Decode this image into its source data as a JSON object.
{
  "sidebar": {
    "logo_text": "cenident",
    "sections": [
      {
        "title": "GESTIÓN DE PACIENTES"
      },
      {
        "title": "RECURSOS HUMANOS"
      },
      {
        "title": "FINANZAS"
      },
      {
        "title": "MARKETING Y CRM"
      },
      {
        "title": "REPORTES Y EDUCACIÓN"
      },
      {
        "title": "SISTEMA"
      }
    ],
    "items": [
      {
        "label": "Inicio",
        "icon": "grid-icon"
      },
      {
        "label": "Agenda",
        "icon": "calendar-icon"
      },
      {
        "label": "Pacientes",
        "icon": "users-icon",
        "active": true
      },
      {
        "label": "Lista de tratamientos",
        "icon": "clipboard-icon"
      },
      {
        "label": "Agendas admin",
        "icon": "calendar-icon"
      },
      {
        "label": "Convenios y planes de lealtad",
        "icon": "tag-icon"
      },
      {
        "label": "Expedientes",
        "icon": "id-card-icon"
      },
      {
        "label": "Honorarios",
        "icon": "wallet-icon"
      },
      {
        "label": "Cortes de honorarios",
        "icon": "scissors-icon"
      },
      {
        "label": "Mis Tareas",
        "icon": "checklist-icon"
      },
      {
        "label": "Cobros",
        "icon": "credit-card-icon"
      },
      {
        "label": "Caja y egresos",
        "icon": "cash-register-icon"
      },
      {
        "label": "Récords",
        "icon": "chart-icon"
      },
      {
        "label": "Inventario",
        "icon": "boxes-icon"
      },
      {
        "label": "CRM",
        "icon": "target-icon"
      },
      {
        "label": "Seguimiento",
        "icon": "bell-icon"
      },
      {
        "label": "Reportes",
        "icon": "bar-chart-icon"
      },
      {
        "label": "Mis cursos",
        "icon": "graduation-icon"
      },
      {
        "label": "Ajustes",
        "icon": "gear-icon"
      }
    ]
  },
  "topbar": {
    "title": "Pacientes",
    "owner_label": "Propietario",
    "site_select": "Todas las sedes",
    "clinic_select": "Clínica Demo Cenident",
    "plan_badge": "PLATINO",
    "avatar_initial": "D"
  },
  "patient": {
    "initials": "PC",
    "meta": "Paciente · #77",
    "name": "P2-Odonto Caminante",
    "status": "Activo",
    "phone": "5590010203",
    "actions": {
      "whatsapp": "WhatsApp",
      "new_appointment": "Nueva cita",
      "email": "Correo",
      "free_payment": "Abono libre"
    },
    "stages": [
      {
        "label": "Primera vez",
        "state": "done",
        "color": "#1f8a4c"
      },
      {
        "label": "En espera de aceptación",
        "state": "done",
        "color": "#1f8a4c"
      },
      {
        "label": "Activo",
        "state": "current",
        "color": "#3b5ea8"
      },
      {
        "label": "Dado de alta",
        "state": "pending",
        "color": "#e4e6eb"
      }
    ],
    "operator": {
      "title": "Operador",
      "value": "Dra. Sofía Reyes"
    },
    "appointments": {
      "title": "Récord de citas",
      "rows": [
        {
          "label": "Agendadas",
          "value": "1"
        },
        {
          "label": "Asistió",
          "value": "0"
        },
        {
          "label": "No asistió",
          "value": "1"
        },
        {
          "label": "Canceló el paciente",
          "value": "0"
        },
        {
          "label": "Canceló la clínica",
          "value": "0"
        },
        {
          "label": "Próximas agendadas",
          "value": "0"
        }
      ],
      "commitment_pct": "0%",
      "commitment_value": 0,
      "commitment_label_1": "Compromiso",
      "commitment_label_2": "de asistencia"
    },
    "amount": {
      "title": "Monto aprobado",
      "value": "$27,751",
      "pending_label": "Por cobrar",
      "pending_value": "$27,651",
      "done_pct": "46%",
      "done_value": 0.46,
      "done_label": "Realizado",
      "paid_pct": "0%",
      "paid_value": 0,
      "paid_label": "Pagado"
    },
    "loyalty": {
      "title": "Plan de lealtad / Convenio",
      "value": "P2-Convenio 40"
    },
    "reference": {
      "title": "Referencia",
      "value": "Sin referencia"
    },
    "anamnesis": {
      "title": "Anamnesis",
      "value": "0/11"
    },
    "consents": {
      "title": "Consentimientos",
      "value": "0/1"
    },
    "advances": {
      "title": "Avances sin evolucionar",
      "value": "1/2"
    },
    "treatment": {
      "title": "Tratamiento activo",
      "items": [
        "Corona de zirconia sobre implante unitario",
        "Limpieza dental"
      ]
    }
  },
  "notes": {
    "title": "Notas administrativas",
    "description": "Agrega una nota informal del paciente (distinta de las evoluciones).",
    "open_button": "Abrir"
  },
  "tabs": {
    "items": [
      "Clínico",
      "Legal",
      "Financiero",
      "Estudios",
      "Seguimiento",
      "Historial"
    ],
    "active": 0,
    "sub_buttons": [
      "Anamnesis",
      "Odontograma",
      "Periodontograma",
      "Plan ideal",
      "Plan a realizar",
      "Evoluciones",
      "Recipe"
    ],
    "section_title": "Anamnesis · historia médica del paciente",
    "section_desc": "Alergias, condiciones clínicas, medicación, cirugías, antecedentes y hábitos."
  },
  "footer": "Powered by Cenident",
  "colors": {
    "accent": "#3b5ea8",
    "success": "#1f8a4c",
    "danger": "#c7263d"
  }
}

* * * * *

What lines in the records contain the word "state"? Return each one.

        "state": "done",
        "state": "done",
        "state": "current",
        "state": "pending",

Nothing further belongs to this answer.